| What the task asks |
Please output exactly the lines from the one that holds "Serialize everything readable" through the final line of the data, and nothing else; leave out any pictures.

| Records provided |

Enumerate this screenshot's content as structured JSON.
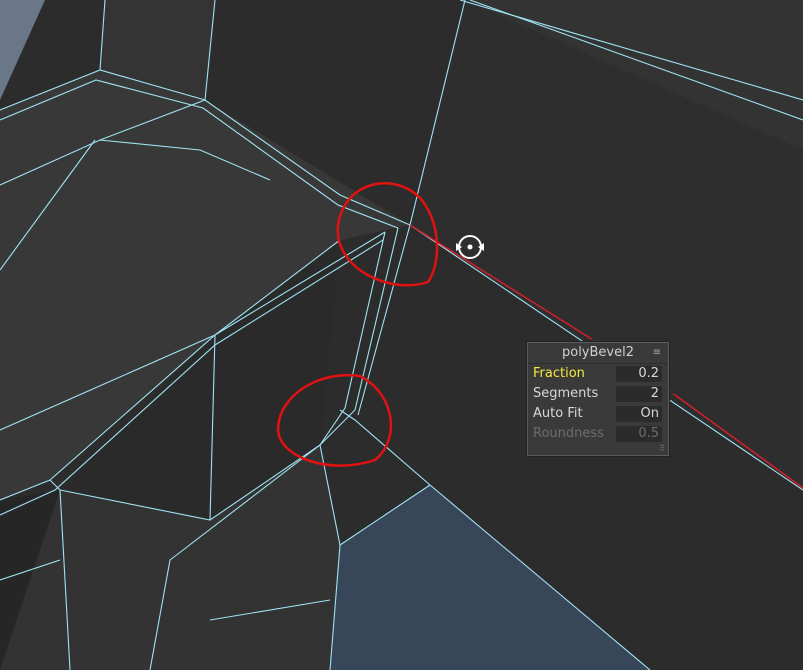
{
  "viewport": {
    "colors": {
      "surface_light": "#3b3b3b",
      "surface_mid": "#333333",
      "surface_dark": "#252525",
      "wireframe": "#9fe3f2",
      "axis_guide": "#d21f2c",
      "annotation": "#e01212",
      "backdrop_blue": "#3e4c5e"
    },
    "annotations": [
      "circle-top-corner",
      "circle-bottom-corner"
    ],
    "manipulator_icon": "rotate-manipulator-icon"
  },
  "hud": {
    "title": "polyBevel2",
    "menu_icon": "≡",
    "rows": [
      {
        "label": "Fraction",
        "value": "0.2",
        "state": "active"
      },
      {
        "label": "Segments",
        "value": "2",
        "state": "normal"
      },
      {
        "label": "Auto Fit",
        "value": "On",
        "state": "normal"
      },
      {
        "label": "Roundness",
        "value": "0.5",
        "state": "disabled"
      }
    ]
  }
}
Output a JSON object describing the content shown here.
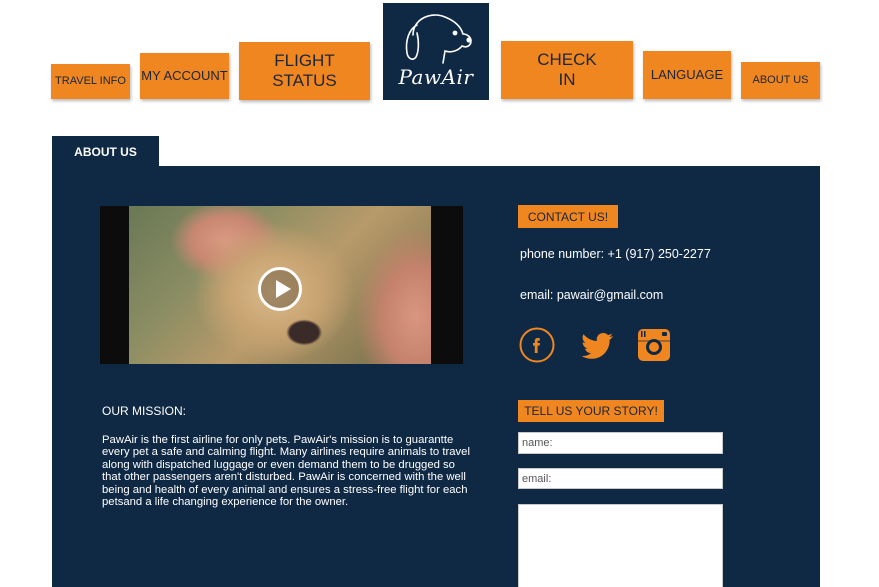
{
  "nav": {
    "travel_info": "TRAVEL INFO",
    "my_account": "MY ACCOUNT",
    "flight_status_line1": "FLIGHT",
    "flight_status_line2": "STATUS",
    "check_in_line1": "CHECK",
    "check_in_line2": "IN",
    "language": "LANGUAGE",
    "about_us": "ABOUT US"
  },
  "logo": {
    "text": "PawAir",
    "icon": "dog-head-icon"
  },
  "tab": {
    "label": "ABOUT US"
  },
  "video": {
    "icon": "play-icon"
  },
  "mission": {
    "heading": "OUR MISSION:",
    "text": "PawAir is the first airline for only pets. PawAir's mission is to guarantte every pet a safe and calming flight. Many airlines require animals to travel along with dispatched luggage or even demand them to be drugged so that other passengers aren't disturbed. PawAir is concerned with the well being and health of every animal and ensures a stress-free flight for each petsand a life changing experience for the owner."
  },
  "contact": {
    "button_label": "CONTACT US!",
    "phone": "phone number:  +1 (917) 250-2277",
    "email": "email:  pawair@gmail.com",
    "social": [
      "facebook-icon",
      "twitter-icon",
      "instagram-icon"
    ]
  },
  "story_form": {
    "heading": "TELL US YOUR STORY!",
    "name_placeholder": "name:",
    "email_placeholder": "email:",
    "story_placeholder": ""
  },
  "colors": {
    "accent": "#f0861f",
    "panel": "#0f2945",
    "text_on_accent": "#1b2638"
  }
}
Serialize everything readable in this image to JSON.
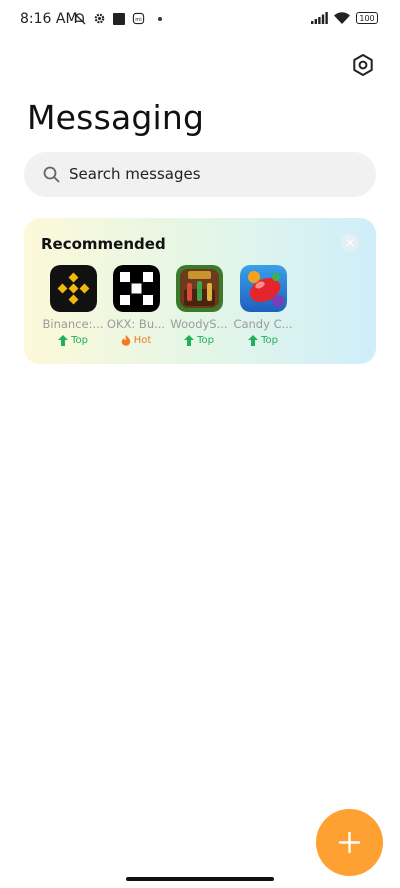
{
  "status_bar": {
    "time": "8:16 AM",
    "battery": "100"
  },
  "header": {
    "title": "Messaging"
  },
  "search": {
    "placeholder": "Search messages"
  },
  "recommended": {
    "title": "Recommended",
    "apps": [
      {
        "name": "Binance:...",
        "tag": "Top",
        "icon": "binance-icon"
      },
      {
        "name": "OKX: Bu...",
        "tag": "Hot",
        "icon": "okx-icon"
      },
      {
        "name": "WoodyS...",
        "tag": "Top",
        "icon": "woody-sort-icon"
      },
      {
        "name": "Candy C...",
        "tag": "Top",
        "icon": "candy-crush-icon"
      }
    ]
  },
  "colors": {
    "fab": "#ffa033",
    "top_tag": "#20b05a",
    "hot_tag": "#f07a1e"
  }
}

| Written response |
Serialize everything readable in this image to JSON.
{
  "status_bar": {
    "time": "8:16 AM",
    "battery": "100"
  },
  "header": {
    "title": "Messaging"
  },
  "search": {
    "placeholder": "Search messages"
  },
  "recommended": {
    "title": "Recommended",
    "apps": [
      {
        "name": "Binance:...",
        "tag": "Top",
        "icon": "binance-icon"
      },
      {
        "name": "OKX: Bu...",
        "tag": "Hot",
        "icon": "okx-icon"
      },
      {
        "name": "WoodyS...",
        "tag": "Top",
        "icon": "woody-sort-icon"
      },
      {
        "name": "Candy C...",
        "tag": "Top",
        "icon": "candy-crush-icon"
      }
    ]
  },
  "colors": {
    "fab": "#ffa033",
    "top_tag": "#20b05a",
    "hot_tag": "#f07a1e"
  }
}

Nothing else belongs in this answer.